Once the images are set aside, write out the rest of the records exactly.

-----

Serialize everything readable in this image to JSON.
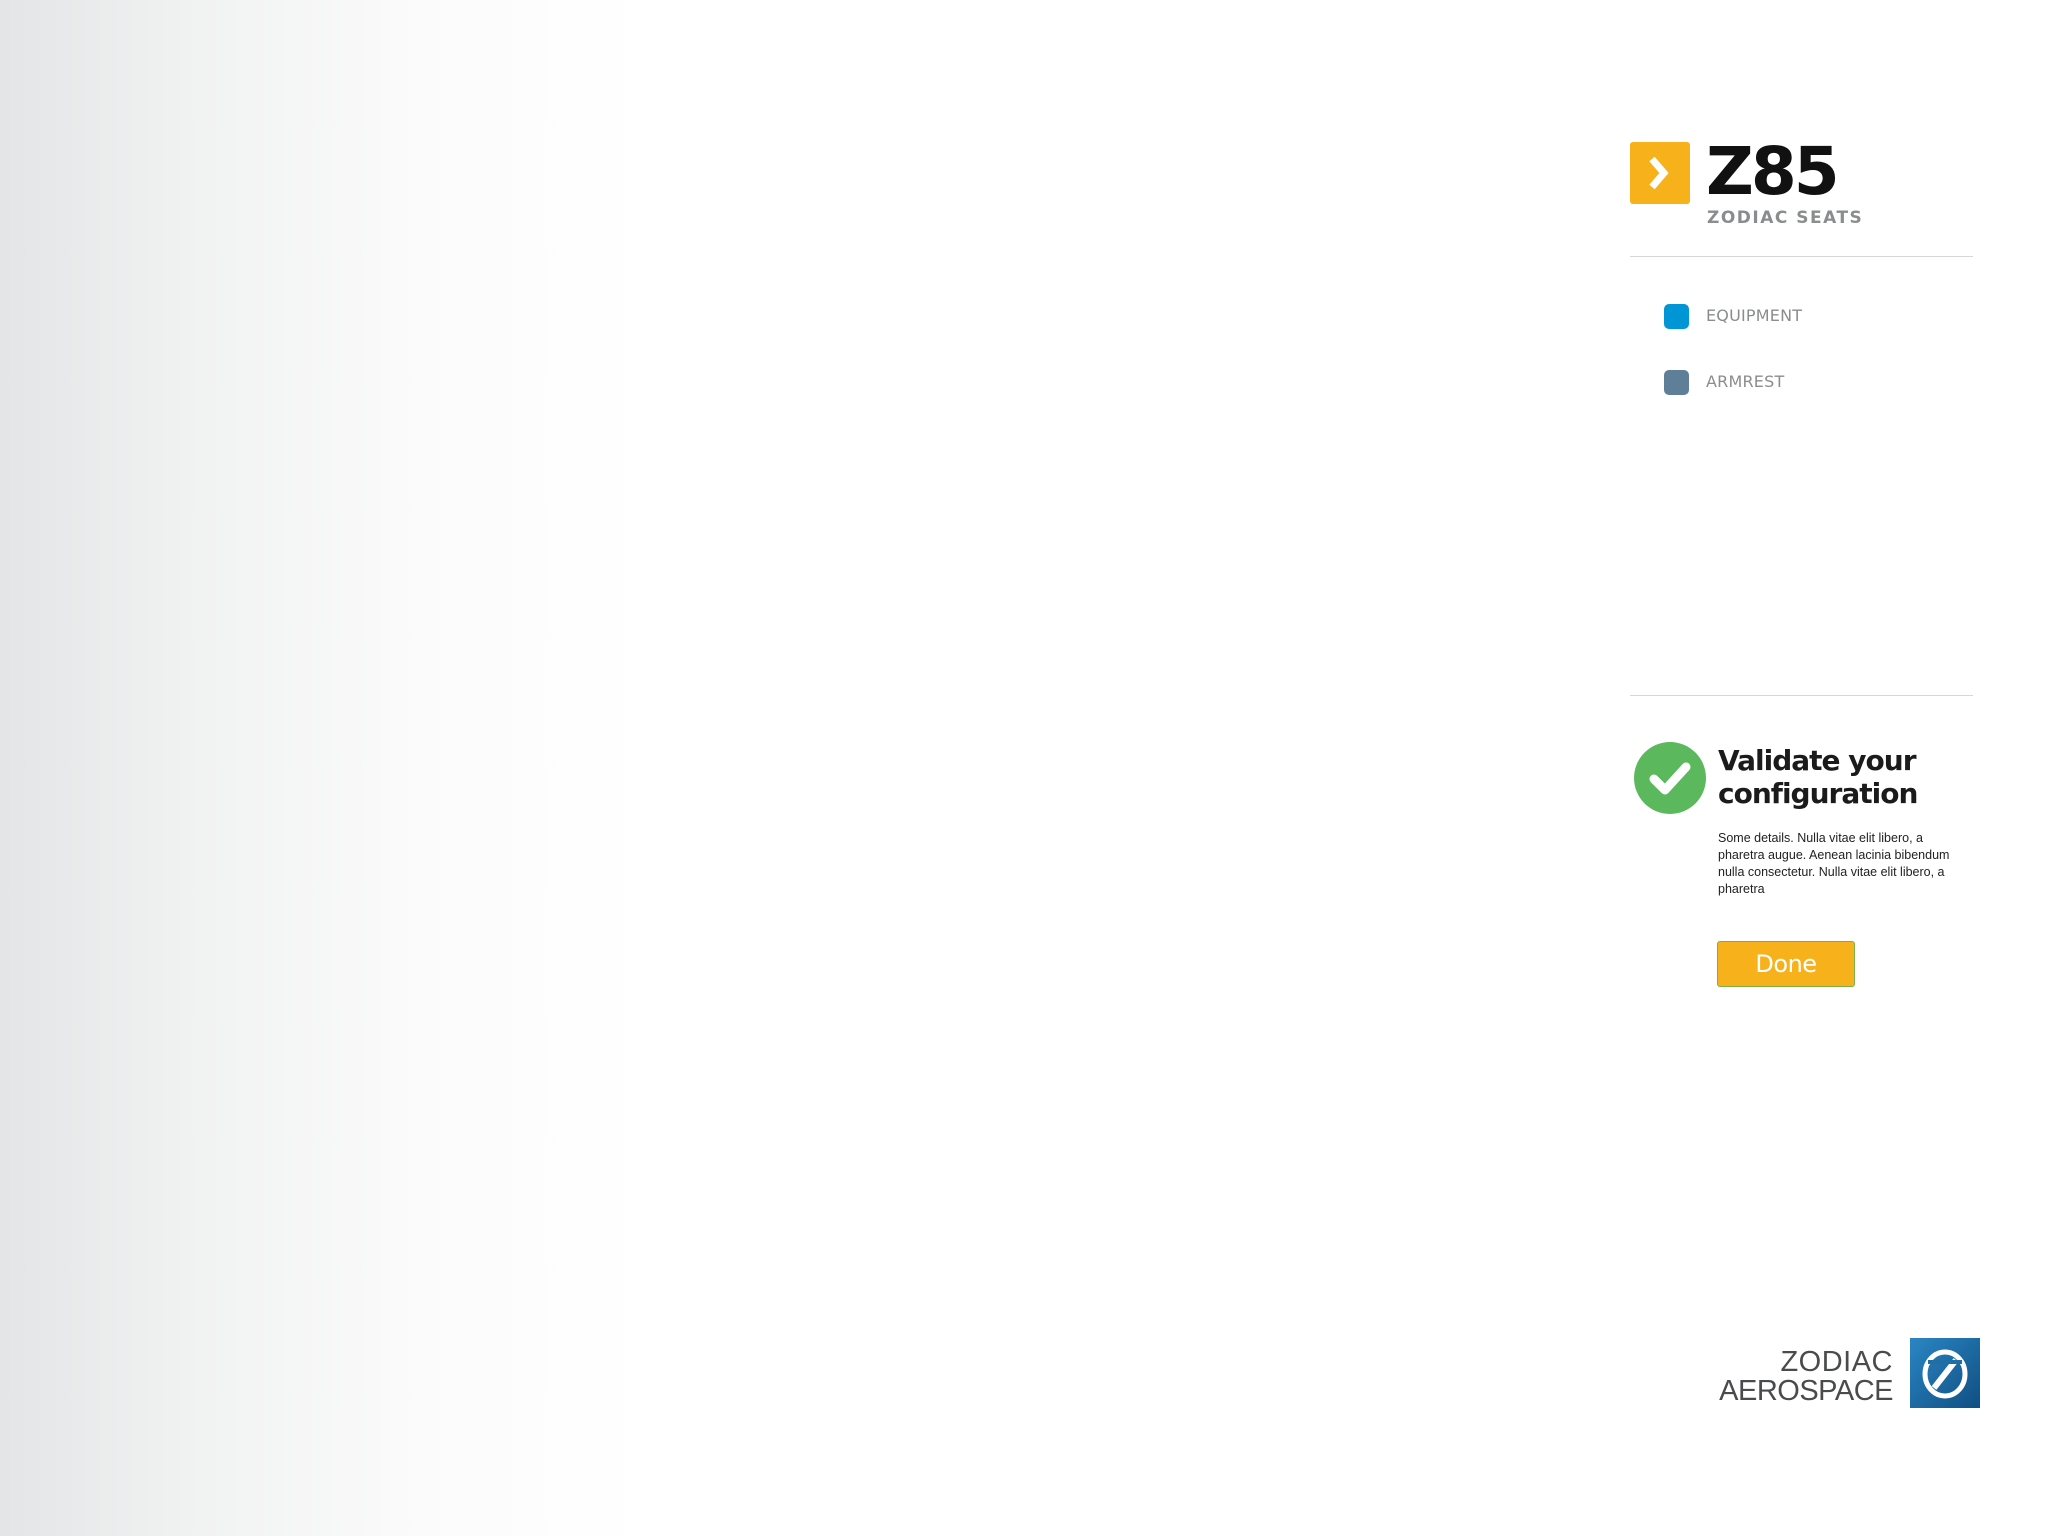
{
  "brand": {
    "title": "Z85",
    "subtitle": "ZODIAC SEATS",
    "badge_icon": "chevron-right-icon",
    "badge_color": "#f7b21b"
  },
  "options": [
    {
      "label": "EQUIPMENT",
      "color": "#0096d6"
    },
    {
      "label": "ARMREST",
      "color": "#5e7f97"
    }
  ],
  "validate": {
    "icon": "checkmark-icon",
    "icon_color": "#5cb85c",
    "title_line1": "Validate your",
    "title_line2": "configuration",
    "description": "Some details. Nulla vitae elit libero, a pharetra augue. Aenean lacinia bibendum nulla consectetur. Nulla vitae elit libero, a pharetra",
    "done_label": "Done",
    "done_color": "#f7b21b"
  },
  "footer": {
    "logo_line1": "ZODIAC",
    "logo_line2": "AEROSPACE",
    "logo_mark_color": "#1a6fa8"
  }
}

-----

**Exercise result**
Serialize everything readable in this image to JSON.
{
  "brand": {
    "title": "Z85",
    "subtitle": "ZODIAC SEATS",
    "badge_icon": "chevron-right-icon",
    "badge_color": "#f7b21b"
  },
  "options": [
    {
      "label": "EQUIPMENT",
      "color": "#0096d6"
    },
    {
      "label": "ARMREST",
      "color": "#5e7f97"
    }
  ],
  "validate": {
    "icon": "checkmark-icon",
    "icon_color": "#5cb85c",
    "title_line1": "Validate your",
    "title_line2": "configuration",
    "description": "Some details. Nulla vitae elit libero, a pharetra augue. Aenean lacinia bibendum nulla consectetur. Nulla vitae elit libero, a pharetra",
    "done_label": "Done",
    "done_color": "#f7b21b"
  },
  "footer": {
    "logo_line1": "ZODIAC",
    "logo_line2": "AEROSPACE",
    "logo_mark_color": "#1a6fa8"
  }
}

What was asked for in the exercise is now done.